[Opening RECORDS SHOWN section]
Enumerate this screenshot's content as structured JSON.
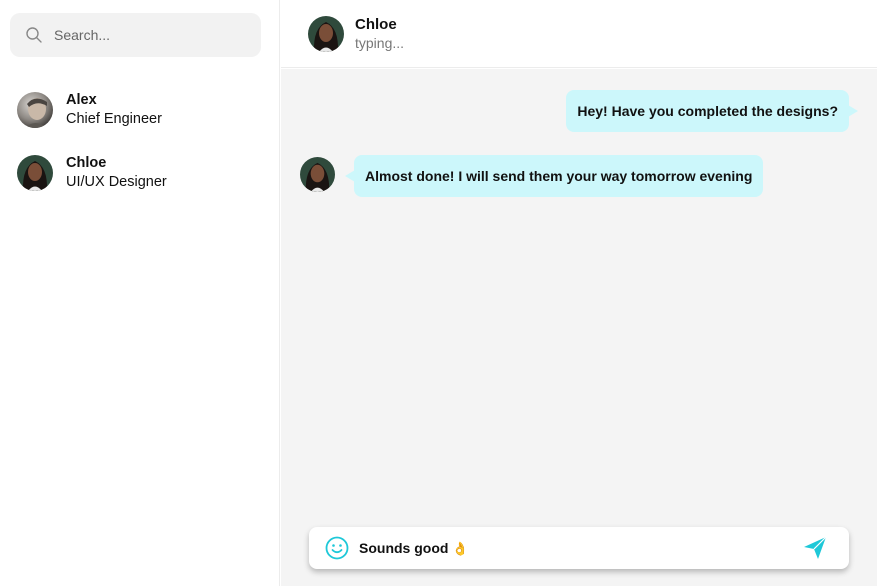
{
  "search": {
    "placeholder": "Search..."
  },
  "contacts": [
    {
      "name": "Alex",
      "role": "Chief Engineer",
      "avatar": "alex-avatar"
    },
    {
      "name": "Chloe",
      "role": "UI/UX Designer",
      "avatar": "chloe-avatar"
    }
  ],
  "header": {
    "name": "Chloe",
    "status": "typing..."
  },
  "messages": [
    {
      "direction": "outgoing",
      "text": "Hey! Have you completed the designs?"
    },
    {
      "direction": "incoming",
      "text": "Almost done! I will send them your way tomorrow evening",
      "avatar": "chloe-avatar"
    }
  ],
  "composer": {
    "value": "Sounds good",
    "emoji": "👌"
  },
  "colors": {
    "accent": "#1ec8d8",
    "bubble": "#ccf7fb",
    "chat_bg": "#f4f4f4"
  },
  "icons": {
    "search": "search-icon",
    "emoji": "smiley-icon",
    "send": "send-icon"
  }
}
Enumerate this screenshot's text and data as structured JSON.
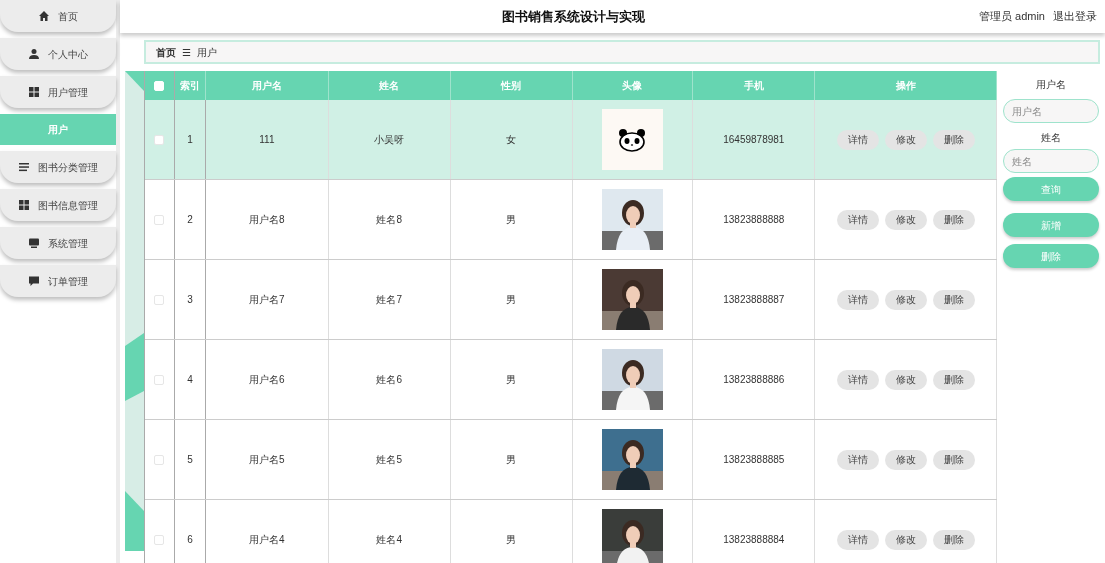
{
  "sidebar": {
    "items": [
      {
        "label": "首页",
        "selected": false
      },
      {
        "label": "个人中心",
        "selected": false
      },
      {
        "label": "用户管理",
        "selected": false
      },
      {
        "label": "用户",
        "selected": true
      },
      {
        "label": "图书分类管理",
        "selected": false
      },
      {
        "label": "图书信息管理",
        "selected": false
      },
      {
        "label": "系统管理",
        "selected": false
      },
      {
        "label": "订单管理",
        "selected": false
      }
    ]
  },
  "header": {
    "title": "图书销售系统设计与实现",
    "user": "管理员 admin",
    "logout": "退出登录"
  },
  "breadcrumb": {
    "home": "首页",
    "separator": "☰",
    "current": "用户"
  },
  "table": {
    "header_checked": false,
    "columns": [
      "索引",
      "用户名",
      "姓名",
      "性别",
      "头像",
      "手机",
      "操作"
    ],
    "rows": [
      {
        "kind": "panda",
        "selected": true,
        "checked": false,
        "index": "1",
        "username": "111",
        "name": "小吴呀",
        "gender": "女",
        "phone": "16459878981",
        "actions": [
          "详情",
          "修改",
          "删除"
        ]
      },
      {
        "kind": "picture",
        "selected": false,
        "checked": false,
        "index": "2",
        "username": "用户名8",
        "name": "姓名8",
        "gender": "男",
        "phone": "13823888888",
        "actions": [
          "详情",
          "修改",
          "删除"
        ]
      },
      {
        "kind": "picture",
        "selected": false,
        "checked": false,
        "index": "3",
        "username": "用户名7",
        "name": "姓名7",
        "gender": "男",
        "phone": "13823888887",
        "actions": [
          "详情",
          "修改",
          "删除"
        ]
      },
      {
        "kind": "picture",
        "selected": false,
        "checked": false,
        "index": "4",
        "username": "用户名6",
        "name": "姓名6",
        "gender": "男",
        "phone": "13823888886",
        "actions": [
          "详情",
          "修改",
          "删除"
        ]
      },
      {
        "kind": "picture",
        "selected": false,
        "checked": false,
        "index": "5",
        "username": "用户名5",
        "name": "姓名5",
        "gender": "男",
        "phone": "13823888885",
        "actions": [
          "详情",
          "修改",
          "删除"
        ]
      },
      {
        "kind": "picture",
        "selected": false,
        "checked": false,
        "index": "6",
        "username": "用户名4",
        "name": "姓名4",
        "gender": "男",
        "phone": "13823888884",
        "actions": [
          "详情",
          "修改",
          "删除"
        ]
      }
    ]
  },
  "search": {
    "fields": [
      {
        "label": "用户名",
        "placeholder": "用户名"
      },
      {
        "label": "姓名",
        "placeholder": "姓名"
      }
    ],
    "query": "查询",
    "add": "新增",
    "delete": "删除"
  }
}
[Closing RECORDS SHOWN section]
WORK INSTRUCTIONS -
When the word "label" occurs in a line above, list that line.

REPLY -
        "label": "首页",
        "label": "个人中心",
        "label": "用户管理",
        "label": "用户",
        "label": "图书分类管理",
        "label": "图书信息管理",
        "label": "系统管理",
        "label": "订单管理",
        "label": "用户名",
        "label": "姓名",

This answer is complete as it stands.